You might think it was all over in a flash which doesn’t at all warrant the fuss, but you’d be quite wrong. The publicity caravan – some 600 vehicles dressed in their carnival finery lasted almost an hour on their way through tossing gifts to the cheering, waving crowds. Over the course of the 3 week tour, they will give away 16 million gifts! The two lone, young gendarmes that were trying to keep the crowds in a semblance of control had a hard time trying to stop the kids scrabbling around in the road to pick up keyrings, note pads, packets of cakes and other goodies. There are an additional 500 or so vehicles carrying extra bikes, tyres, camera men and journalists plus a couple of hundred gendarmes and officials cars – they all get a cheer from the crowds.
Now, nothing shows it like it was like a few photos so here’s our fabulous photo gallery of the day
Once the publicity vans had gone through, tension mounted as we awaited the cyclists, anxiously monitoring the sky for signs of helicopters – a sure signal the riders were near and being filmed from above.
I caught up with some of the people there, a young girl hung out of her grandma’s window, an old man bought a chair out and sat waving a flag – this is “awesome” they said.
I spoke to a couple of cyclists, Nick Donald a banker from London told me he had been watching the race in London the day before and been so inspired that he and his friend John Fullick decided to watch it in France too. They drove down to Dover that morning, left the car in the carpark, carried their bikes onto a P&O ferry, stopped for a typical French lunch in the countryside and cycled to Hucqueliers to watch the riders come through!
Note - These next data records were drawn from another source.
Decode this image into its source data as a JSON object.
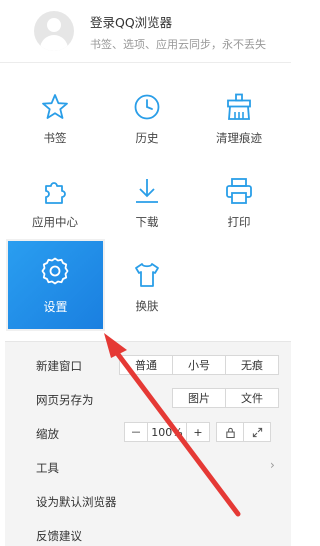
{
  "header": {
    "login_title": "登录QQ浏览器",
    "login_subtitle": "书签、选项、应用云同步，永不丢失"
  },
  "grid": {
    "bookmarks": "书签",
    "history": "历史",
    "clear_traces": "清理痕迹",
    "app_center": "应用中心",
    "downloads": "下载",
    "print": "打印",
    "settings": "设置",
    "skin": "换肤"
  },
  "menu": {
    "new_window": "新建窗口",
    "mode_normal": "普通",
    "mode_small": "小号",
    "mode_incognito": "无痕",
    "save_page_as": "网页另存为",
    "save_image": "图片",
    "save_file": "文件",
    "zoom": "缩放",
    "zoom_minus": "－",
    "zoom_value": "100%",
    "zoom_plus": "+",
    "tools": "工具",
    "set_default": "设为默认浏览器",
    "feedback": "反馈建议"
  },
  "colors": {
    "accent": "#1a8fe8",
    "icon": "#2a9ee8",
    "arrow": "#e53935"
  }
}
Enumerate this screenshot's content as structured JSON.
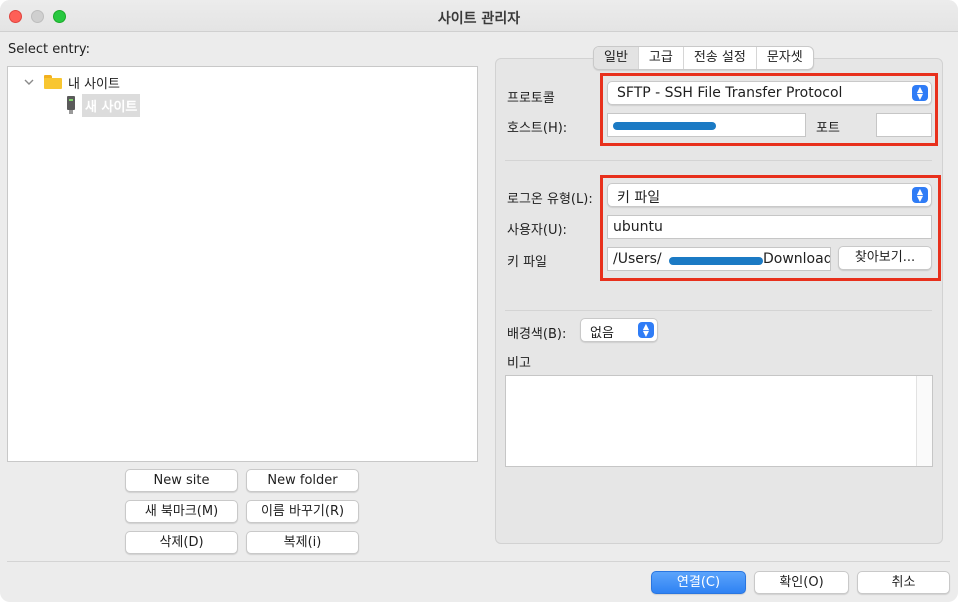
{
  "window": {
    "title": "사이트 관리자"
  },
  "left": {
    "select_entry_label": "Select entry:",
    "tree": {
      "root": {
        "label": "내 사이트"
      },
      "child": {
        "label": "새 사이트"
      }
    },
    "buttons": {
      "new_site": "New site",
      "new_folder": "New folder",
      "new_bookmark": "새 북마크(M)",
      "rename": "이름 바꾸기(R)",
      "delete": "삭제(D)",
      "duplicate": "복제(i)"
    }
  },
  "tabs": [
    {
      "label": "일반"
    },
    {
      "label": "고급"
    },
    {
      "label": "전송 설정"
    },
    {
      "label": "문자셋"
    }
  ],
  "general": {
    "protocol_label": "프로토콜",
    "protocol_value": "SFTP - SSH File Transfer Protocol",
    "host_label": "호스트(H):",
    "host_value": "",
    "port_label": "포트",
    "port_value": "",
    "logon_type_label": "로그온 유형(L):",
    "logon_type_value": "키 파일",
    "user_label": "사용자(U):",
    "user_value": "ubuntu",
    "keyfile_label": "키 파일",
    "keyfile_prefix": "/Users/",
    "keyfile_suffix": "Download",
    "browse_button": "찾아보기...",
    "background_label": "배경색(B):",
    "background_value": "없음",
    "comments_label": "비고"
  },
  "footer": {
    "connect_button": "연결(C)",
    "ok_button": "확인(O)",
    "cancel_button": "취소"
  },
  "colors": {
    "highlight_box": "#e8301c",
    "primary_button": "#2f82f3",
    "redaction": "#1b7ac4"
  },
  "icons": {
    "tree_disclosure": "chevron-down-icon",
    "folder": "folder-icon",
    "site": "server-icon",
    "popup": "updown-chevron-icon"
  }
}
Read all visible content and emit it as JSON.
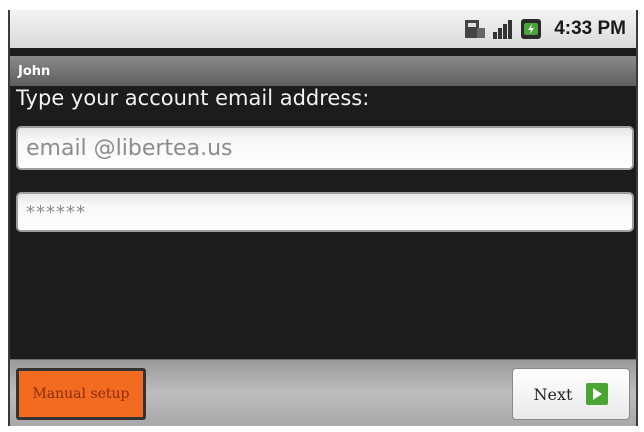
{
  "status_bar": {
    "time": "4:33 PM",
    "icons": [
      "sim-icon",
      "signal-icon",
      "battery-icon"
    ]
  },
  "header": {
    "title": "John"
  },
  "form": {
    "prompt": "Type your account email address:",
    "email_value": "email @libertea.us",
    "password_value": "******"
  },
  "buttons": {
    "manual_setup_label": "Manual setup",
    "next_label": "Next"
  },
  "colors": {
    "accent": "#f26b21",
    "next_icon": "#4aa533"
  }
}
The Colchester Rovers Cycle Club from the south of England were in town too! 30 of them had cycled over in the morning via the ferry and were exhilarated by the town, the atmosphere and the race. “What they do on a bike is beyond normal, it’s pure athleticism” Ian Fox said. Linda Thompson confided that as a fairly newbie rider she was exhausted after the 70km ride from Calais and had missed the race in town due to an unfortunate puncture but had found the ride and the whole Tour experience “inspiring and absolutely brilliant”
As everyone gathered outside the local auberge, drinking cider or rosé wine in the afternoon heat, we discussed how laid back it was here in the town as world biggest sporting event was taking place right in front of us. Everyone could still park their cars right in the centre, for free. There was no hassle, just a couple of gendarmes keeping the crowds off the road as much as they could – totally chilled.
Suddenly the tension started to rise – the helicopters were seen hovering overhead. The first of the gendarme outriders came into view and the crowds readied themselves, flags and breaths were held…
The kids doing the Mexican wave at the top of the hill suddenly scrabbled to their feet from the edge of the road where they’d been sitting, the young girl in the window craned forward and almost fell out, the crowd control gendarmes blew their whistles…
15 seconds later it was over… the 219 riders and the camera cars and helicopters had gone by in a blur on to the next town where the local folk would be waving flags and cheering wildly as we had.
Magnifique, suberbe and utterly compelling – the Tour de France is everything you’d expect the greatest sporting spectacle on earth to be and Hucqueliers will never forget the day the carnival came to town.